Every line of the material below that holds the string "from" should be copied.

=== Data for this task ===

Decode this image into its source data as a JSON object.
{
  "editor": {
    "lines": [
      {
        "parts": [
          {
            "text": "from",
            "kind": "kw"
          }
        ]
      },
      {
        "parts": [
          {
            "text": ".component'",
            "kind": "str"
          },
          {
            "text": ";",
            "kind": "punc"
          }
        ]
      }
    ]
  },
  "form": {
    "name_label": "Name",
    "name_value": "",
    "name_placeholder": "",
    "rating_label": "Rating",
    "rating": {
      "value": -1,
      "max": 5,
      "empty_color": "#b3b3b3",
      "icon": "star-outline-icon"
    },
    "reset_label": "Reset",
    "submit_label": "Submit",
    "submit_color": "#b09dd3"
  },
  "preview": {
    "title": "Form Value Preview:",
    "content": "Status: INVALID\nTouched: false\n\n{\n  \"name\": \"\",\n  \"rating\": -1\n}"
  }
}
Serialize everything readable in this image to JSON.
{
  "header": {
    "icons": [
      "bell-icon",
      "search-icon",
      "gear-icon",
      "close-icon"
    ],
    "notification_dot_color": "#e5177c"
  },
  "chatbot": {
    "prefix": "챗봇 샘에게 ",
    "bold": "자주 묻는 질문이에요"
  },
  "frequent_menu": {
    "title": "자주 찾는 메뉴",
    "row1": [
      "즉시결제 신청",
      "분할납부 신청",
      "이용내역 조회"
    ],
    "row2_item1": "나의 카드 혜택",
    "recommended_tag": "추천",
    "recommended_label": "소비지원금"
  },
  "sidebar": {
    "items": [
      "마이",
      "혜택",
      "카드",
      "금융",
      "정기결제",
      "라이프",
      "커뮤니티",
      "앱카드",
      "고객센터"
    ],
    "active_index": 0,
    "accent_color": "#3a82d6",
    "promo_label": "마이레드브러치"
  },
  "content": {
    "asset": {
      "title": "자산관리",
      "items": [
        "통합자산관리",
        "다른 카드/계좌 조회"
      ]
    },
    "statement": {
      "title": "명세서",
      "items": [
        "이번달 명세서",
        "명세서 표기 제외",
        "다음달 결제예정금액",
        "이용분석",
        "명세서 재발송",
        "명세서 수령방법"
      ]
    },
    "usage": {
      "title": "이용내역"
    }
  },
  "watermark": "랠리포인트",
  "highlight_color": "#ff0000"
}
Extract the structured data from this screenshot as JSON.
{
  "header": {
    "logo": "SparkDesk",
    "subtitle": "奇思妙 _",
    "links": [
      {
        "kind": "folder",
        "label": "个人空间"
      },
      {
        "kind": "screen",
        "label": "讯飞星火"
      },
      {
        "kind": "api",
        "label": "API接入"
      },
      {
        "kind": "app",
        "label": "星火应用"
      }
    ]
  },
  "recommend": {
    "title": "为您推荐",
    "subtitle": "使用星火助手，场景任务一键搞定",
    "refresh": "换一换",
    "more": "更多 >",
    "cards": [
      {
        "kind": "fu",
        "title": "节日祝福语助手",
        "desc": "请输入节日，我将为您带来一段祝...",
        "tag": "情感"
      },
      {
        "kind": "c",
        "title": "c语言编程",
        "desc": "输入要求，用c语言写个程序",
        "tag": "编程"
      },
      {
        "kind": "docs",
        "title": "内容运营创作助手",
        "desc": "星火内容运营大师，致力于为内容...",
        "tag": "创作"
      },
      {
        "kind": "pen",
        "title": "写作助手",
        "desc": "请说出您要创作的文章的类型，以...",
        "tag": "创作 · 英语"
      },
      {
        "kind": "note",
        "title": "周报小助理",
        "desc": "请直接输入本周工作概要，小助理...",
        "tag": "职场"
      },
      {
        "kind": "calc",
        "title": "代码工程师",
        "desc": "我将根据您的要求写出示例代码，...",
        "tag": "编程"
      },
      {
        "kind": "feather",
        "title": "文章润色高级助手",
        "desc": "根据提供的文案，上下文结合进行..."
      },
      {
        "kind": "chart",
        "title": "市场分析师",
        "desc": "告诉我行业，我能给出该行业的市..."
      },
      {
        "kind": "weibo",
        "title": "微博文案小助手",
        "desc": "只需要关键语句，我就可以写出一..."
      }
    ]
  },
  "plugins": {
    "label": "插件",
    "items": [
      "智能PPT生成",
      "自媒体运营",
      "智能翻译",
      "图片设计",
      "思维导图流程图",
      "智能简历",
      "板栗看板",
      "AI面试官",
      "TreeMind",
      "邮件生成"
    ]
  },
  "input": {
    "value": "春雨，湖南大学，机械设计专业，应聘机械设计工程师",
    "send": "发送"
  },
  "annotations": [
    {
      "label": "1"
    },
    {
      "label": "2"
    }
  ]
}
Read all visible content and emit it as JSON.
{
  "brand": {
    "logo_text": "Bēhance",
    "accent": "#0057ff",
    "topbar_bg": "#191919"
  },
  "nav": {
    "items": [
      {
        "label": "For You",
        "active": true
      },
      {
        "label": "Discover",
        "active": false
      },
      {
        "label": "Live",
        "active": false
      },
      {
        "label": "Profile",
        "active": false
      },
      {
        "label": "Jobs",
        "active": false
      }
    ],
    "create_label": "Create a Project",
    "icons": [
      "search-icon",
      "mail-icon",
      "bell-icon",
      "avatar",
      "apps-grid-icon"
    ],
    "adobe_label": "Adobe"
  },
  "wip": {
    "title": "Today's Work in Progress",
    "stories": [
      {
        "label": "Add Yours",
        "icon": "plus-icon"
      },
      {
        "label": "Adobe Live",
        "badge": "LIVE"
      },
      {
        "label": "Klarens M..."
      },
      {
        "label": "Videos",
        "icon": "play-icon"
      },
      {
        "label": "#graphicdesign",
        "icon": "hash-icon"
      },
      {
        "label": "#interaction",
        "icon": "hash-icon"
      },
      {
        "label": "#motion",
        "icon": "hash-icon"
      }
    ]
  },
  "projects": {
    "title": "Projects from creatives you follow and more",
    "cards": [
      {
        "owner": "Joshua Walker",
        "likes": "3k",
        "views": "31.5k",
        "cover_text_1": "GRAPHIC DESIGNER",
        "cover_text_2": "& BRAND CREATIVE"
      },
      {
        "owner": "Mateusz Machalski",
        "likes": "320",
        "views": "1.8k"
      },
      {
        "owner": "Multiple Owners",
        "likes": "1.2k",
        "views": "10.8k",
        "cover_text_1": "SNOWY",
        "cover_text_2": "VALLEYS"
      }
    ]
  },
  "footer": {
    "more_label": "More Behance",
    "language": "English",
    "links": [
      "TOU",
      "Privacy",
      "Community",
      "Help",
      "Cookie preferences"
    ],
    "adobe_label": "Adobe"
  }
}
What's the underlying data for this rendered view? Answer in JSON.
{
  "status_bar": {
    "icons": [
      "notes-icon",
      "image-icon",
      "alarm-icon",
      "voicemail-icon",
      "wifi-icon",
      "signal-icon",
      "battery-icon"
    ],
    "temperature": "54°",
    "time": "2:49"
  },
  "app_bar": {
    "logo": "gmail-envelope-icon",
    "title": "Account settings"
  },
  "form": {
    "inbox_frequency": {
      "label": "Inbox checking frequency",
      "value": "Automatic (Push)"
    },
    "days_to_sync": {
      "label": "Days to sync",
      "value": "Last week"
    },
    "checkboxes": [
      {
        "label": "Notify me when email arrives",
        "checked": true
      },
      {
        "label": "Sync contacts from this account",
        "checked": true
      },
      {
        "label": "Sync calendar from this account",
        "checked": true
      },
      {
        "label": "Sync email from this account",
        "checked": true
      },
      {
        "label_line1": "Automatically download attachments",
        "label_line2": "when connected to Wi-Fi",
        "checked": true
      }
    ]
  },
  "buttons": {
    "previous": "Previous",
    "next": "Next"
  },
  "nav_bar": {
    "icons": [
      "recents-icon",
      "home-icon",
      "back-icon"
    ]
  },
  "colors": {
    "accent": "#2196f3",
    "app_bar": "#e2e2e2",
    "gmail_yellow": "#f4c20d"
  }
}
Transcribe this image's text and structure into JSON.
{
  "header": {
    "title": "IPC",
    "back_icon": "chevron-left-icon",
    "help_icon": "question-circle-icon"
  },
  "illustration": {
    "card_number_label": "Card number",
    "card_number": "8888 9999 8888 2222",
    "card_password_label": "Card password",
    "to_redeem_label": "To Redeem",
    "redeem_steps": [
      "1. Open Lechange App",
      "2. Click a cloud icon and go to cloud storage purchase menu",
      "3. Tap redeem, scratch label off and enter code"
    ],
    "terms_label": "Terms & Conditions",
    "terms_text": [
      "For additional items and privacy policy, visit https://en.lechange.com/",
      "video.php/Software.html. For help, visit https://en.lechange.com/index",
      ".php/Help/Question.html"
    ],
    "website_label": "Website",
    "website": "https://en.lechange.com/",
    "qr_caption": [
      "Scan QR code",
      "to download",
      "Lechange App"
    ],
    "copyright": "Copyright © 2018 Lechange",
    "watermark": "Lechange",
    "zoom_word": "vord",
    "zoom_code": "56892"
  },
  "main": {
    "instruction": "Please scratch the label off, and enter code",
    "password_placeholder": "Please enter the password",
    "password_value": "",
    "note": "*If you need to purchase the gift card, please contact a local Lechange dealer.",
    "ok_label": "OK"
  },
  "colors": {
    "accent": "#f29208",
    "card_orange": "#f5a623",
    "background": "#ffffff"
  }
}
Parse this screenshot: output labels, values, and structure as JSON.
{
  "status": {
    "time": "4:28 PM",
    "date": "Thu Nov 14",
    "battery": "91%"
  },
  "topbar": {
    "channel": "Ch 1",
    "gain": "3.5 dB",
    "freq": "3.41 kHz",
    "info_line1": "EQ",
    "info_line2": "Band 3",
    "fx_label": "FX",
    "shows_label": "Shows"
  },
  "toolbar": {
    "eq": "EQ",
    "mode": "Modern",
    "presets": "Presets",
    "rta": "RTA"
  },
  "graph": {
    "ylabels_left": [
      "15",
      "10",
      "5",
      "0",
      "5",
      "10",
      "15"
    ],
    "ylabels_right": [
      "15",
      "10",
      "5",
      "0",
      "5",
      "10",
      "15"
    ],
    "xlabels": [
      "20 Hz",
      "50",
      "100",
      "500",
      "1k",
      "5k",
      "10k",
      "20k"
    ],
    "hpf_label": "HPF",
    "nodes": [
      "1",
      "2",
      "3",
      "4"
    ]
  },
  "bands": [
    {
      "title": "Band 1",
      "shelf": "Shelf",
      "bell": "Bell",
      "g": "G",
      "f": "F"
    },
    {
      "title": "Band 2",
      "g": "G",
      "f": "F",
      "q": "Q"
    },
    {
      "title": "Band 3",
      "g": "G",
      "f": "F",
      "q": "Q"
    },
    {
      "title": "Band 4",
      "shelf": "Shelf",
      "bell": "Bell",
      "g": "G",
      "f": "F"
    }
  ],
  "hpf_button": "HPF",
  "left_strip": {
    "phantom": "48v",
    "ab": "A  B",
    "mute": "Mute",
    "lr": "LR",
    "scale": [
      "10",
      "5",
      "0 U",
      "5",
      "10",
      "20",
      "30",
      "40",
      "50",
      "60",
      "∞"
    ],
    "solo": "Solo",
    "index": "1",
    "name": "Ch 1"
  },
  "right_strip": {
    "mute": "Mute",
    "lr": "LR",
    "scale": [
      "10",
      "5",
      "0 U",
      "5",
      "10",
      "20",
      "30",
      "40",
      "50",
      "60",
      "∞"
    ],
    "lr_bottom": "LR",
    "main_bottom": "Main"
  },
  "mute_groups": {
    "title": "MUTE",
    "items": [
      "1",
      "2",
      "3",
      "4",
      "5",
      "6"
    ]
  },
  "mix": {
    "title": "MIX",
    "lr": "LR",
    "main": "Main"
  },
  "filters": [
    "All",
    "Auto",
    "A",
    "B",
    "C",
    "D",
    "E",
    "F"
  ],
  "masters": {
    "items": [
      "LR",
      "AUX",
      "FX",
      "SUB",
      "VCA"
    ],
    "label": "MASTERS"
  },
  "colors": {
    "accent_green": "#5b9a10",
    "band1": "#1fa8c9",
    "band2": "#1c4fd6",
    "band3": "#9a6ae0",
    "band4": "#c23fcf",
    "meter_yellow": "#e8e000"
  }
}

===

**Answer box:**
            "text": "from",
Extract the structured data from this screenshot as JSON.
    "title": "Projects from creatives you follow and more",
        "label": "Sync contacts from this account",
        "label": "Sync calendar from this account",
        "label": "Sync email from this account",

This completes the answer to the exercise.